As a kid, I would tag along with my Tio’s Humberto, Paco, and Guero to Bear Creek Golf World in Houston, TX. My job was to drive the golf cart while they drank a few brews and let the stresses of the real-world travel through their drivers and into the ball.
I heard experienced players take their cuts out of the bunkers as I made my way around a tight corner one unusually cool summer afternoon. We were making our way to the club house after the front 9 because one of my uncles needed some more tees to drive off of. Now, this wasn’t my first time in that club house, something just seemed different about it today. There were more people than usual which made me pay attention to something I had never really paid attention to. My uncles and I were the only Mexican people there.
Not only did I notice we looked different than everybody else, the conversations from hole-to-hole were on universes far and wide from anything I’ve ever heard. I’ll never forget a certain conversation I overheard once that made me realize for the first time in my life that I was broke.
“Sure, Brad and I can do a $10 million-dollar investment next quarter. That seems logical.”
“Great! The board and I were eagerly awaiting your decision. Now, let’s have a little fun. A grand a hole? What do you say? I’ll hustle you guys and you can pay for Jr’s first semester at UT.”
As a child my mom made $25,000 a year. She had to support myself, and my 2 younger siblings off that salary. We lived in a trailer park and my backyard was an infested creek that ran off into the local Wal-Mart.
I wasn’t used to the vernacular that was in my presence. My eyes being open to the rich side of the real world didn’t make me feel bad about growing up poor, in fact, the opposite happened. It planted a seed in me that I still carry with me to this day. From that day forward, I was going to be one of those business men sipping fine whiskey at my local country club talking business. Discussing ideas that will not only push my future forward, but all of humanity.
I wanted to be a rich guy who wants to get away from his wife for a few hours and relax with his buddies as they built foundations for million-dollar deals. I wanted to throw on the fancy argyle sweaters with a fresh pair of Nike golf shoes and hit the country club.
You see, from that moment forward golf was always more than a game to me. The game served as a gateway for me to be on a level playing field with people, I never thought I could. Before I moved out to California, I remember going to a business meeting with Fedex as they were trying to earn some of our business.
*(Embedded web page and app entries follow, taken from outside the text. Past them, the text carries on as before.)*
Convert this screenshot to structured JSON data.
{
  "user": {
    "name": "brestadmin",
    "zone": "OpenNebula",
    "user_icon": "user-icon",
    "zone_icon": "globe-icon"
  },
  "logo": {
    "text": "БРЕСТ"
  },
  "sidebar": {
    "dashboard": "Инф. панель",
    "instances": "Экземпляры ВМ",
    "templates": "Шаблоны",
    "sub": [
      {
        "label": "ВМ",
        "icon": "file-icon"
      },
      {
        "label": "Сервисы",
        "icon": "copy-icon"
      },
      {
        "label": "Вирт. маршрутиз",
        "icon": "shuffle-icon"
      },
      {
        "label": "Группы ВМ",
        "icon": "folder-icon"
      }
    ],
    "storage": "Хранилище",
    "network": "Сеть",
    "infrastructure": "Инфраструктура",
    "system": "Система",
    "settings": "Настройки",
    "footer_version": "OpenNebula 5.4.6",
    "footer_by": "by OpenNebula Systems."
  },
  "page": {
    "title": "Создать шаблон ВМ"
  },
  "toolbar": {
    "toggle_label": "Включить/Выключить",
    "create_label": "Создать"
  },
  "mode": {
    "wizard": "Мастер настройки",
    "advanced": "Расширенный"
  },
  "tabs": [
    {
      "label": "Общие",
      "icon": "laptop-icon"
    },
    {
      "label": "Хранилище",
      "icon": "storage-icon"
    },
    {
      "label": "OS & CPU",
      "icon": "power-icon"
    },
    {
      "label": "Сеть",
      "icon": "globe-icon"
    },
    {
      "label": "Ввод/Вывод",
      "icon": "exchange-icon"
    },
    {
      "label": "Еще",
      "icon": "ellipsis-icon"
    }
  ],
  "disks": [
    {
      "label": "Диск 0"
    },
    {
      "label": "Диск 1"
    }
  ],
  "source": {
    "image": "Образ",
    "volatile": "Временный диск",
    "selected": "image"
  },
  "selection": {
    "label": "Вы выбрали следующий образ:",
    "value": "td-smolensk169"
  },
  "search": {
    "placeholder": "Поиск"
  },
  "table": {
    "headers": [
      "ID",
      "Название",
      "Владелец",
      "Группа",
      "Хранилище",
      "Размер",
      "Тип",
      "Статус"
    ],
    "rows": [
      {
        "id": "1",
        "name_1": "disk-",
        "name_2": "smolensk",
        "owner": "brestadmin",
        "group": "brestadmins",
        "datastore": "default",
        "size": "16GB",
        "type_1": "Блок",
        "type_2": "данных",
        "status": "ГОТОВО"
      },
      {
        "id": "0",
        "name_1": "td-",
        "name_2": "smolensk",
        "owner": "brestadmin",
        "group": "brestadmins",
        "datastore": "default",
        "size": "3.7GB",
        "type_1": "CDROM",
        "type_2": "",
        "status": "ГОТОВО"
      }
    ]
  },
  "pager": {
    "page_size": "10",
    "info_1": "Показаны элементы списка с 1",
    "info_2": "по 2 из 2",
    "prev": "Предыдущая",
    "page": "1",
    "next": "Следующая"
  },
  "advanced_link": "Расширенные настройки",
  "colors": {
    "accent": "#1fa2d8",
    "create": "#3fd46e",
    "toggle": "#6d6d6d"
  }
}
Fedex sponsors the Valero Open so we got invited to San Antonio to come play the course.
The first 9 rounds were basically the reps buttering me up. You want to know how I figured out they were just being nice because they wanted to do business with me? Because they complimented my putting game. I can drive it close to the fairway and then chip my way onto the green. But, the second I get on the green you may as well get your iPhone out and start scrolling Twitter because we’re going to be there for a while.
We chuckled and had a few drinks as we let the therapeutic relief of the game travel through our bodies. The back 9 is where the conversations I heard more than a decade ago started to come back into my ears.
“Let me just cut it to you straight. I can bring down all my cost 9% across the board. With the amount of volume, you do, that’s almost a quarter million dollars per year. Hell of a Christmas bonus, right?”
It was then that I was taken back to Houston, TX. I could still smell the fresh cut grass, the Texas summer sun beaming on my face, but most importantly, it was then that I realized how life comes full circle. I always knew that the power of the mind is not a joke, but this was something special. A game. A club, a ball, a cup and a whole lot of open space helped me realize that no matter where you come from. No matter what you look like, you can always put yourself in situations you knew you could do all along. That’s what happens when you play the game of business.